### [WHAT IS EXPECTED]
In the data below, how many lines include the word "Kimlik"? Give only the number.
EXERCISE MATERIAL: Begin
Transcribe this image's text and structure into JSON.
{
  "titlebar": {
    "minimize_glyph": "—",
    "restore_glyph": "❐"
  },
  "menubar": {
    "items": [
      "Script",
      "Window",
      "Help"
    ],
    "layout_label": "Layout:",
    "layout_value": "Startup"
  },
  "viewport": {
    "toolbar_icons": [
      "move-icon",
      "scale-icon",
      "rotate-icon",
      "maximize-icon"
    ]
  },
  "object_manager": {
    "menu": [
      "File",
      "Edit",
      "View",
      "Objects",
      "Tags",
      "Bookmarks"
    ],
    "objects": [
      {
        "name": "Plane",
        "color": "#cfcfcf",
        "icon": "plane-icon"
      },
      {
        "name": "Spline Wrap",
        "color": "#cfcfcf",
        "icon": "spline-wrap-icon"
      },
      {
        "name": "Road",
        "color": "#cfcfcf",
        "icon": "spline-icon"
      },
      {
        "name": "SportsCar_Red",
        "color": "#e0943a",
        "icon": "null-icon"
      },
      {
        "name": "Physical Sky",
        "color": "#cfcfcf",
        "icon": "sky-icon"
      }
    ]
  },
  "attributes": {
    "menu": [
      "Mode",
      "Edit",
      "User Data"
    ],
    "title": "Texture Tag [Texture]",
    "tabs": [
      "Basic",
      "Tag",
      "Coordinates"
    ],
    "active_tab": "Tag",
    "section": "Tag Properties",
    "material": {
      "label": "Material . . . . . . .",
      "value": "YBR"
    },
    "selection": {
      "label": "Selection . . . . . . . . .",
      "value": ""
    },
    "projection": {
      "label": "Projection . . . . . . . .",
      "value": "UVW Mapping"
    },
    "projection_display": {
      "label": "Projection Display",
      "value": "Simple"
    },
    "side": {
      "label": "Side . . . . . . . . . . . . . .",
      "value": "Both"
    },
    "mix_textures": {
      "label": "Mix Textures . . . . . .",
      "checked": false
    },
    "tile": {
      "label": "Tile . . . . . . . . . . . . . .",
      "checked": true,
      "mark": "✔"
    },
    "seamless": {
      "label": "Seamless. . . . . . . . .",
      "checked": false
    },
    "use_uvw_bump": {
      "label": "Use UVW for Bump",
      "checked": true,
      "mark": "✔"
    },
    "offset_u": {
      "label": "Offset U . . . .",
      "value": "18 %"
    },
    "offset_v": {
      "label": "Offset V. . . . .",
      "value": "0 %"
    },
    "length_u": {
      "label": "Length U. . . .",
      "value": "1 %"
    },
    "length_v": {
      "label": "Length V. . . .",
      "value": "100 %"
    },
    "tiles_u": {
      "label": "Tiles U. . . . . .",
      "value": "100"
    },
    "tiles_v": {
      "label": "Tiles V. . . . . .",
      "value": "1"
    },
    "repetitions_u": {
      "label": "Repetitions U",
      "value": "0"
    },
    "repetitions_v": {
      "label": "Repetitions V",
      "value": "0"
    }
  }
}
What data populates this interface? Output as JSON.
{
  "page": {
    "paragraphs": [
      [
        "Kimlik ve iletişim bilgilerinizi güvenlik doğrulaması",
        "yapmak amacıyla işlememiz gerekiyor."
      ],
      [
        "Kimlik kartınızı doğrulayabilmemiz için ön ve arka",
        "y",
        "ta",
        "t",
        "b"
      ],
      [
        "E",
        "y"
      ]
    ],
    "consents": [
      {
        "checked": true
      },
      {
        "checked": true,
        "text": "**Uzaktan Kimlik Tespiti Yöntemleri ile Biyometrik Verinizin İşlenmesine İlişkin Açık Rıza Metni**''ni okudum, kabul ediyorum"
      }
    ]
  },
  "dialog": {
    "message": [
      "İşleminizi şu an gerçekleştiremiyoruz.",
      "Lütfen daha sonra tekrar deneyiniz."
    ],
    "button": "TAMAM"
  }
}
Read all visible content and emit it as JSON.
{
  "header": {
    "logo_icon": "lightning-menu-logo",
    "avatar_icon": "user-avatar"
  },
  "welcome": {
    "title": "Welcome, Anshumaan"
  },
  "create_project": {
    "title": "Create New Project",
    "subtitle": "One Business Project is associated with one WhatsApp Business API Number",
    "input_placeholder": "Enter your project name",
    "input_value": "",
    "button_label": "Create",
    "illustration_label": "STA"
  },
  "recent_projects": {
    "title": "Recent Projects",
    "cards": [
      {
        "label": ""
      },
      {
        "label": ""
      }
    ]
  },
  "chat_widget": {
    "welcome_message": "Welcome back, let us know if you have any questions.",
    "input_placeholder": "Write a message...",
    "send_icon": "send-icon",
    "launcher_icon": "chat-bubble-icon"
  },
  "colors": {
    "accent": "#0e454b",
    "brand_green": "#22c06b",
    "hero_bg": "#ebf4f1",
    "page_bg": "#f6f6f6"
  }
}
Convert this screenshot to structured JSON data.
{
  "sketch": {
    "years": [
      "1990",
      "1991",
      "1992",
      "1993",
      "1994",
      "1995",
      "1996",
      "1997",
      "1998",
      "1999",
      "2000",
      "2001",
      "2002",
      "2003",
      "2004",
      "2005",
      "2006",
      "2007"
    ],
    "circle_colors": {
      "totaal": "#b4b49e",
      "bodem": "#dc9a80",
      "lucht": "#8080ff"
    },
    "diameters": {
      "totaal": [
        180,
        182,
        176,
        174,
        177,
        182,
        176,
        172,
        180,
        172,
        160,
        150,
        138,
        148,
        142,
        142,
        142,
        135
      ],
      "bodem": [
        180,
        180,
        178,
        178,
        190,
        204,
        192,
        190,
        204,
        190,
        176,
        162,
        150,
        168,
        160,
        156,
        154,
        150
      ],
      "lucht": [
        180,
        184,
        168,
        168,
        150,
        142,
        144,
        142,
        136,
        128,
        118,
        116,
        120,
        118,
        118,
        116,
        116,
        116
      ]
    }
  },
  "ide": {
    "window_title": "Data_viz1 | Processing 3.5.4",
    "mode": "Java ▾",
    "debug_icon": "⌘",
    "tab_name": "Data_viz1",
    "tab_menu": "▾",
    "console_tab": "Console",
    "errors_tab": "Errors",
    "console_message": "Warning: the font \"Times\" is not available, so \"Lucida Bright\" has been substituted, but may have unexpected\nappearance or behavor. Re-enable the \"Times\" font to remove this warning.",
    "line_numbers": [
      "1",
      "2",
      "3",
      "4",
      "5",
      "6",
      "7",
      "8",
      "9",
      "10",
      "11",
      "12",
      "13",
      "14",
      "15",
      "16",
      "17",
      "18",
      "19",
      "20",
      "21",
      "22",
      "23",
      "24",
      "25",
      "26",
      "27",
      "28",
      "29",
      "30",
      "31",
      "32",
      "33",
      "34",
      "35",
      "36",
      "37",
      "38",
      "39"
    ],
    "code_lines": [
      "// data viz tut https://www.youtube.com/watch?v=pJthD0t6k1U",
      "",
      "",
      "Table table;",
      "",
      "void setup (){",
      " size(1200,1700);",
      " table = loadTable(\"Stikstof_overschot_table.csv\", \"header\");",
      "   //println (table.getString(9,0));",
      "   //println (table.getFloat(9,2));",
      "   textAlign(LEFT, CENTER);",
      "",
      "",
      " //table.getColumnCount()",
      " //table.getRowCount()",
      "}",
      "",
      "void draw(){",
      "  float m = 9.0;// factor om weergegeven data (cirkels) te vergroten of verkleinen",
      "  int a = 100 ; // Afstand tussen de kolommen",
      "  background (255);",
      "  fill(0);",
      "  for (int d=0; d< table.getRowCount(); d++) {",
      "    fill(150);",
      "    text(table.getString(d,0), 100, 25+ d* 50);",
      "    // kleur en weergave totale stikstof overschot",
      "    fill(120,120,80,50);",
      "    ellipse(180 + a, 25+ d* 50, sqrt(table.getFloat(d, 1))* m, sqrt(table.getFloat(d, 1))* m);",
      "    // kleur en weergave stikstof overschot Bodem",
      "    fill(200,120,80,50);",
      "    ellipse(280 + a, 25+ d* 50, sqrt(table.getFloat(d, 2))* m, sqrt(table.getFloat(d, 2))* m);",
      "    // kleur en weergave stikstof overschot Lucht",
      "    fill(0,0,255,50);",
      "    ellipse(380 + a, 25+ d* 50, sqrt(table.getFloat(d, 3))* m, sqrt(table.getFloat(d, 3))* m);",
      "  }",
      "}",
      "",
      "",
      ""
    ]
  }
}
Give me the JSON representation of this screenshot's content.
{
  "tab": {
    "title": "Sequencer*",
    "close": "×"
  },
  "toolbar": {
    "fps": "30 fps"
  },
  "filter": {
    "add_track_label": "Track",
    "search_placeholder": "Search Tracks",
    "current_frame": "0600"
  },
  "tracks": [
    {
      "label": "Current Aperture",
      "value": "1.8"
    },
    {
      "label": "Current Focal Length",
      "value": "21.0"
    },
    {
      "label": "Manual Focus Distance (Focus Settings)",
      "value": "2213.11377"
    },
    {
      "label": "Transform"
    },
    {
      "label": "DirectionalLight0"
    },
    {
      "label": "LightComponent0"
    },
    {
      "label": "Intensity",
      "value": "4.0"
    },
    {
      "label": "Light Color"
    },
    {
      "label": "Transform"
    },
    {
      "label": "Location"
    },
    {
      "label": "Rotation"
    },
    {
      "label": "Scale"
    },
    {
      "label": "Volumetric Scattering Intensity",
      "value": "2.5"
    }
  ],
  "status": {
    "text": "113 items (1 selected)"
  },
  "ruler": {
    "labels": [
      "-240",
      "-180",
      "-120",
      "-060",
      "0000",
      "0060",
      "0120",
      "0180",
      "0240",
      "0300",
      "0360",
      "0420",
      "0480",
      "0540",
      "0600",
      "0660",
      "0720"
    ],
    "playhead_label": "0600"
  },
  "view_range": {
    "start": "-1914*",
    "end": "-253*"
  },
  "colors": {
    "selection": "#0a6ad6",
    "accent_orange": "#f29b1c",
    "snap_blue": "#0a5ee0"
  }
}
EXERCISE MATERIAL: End
### [ANSWER SPACE]
3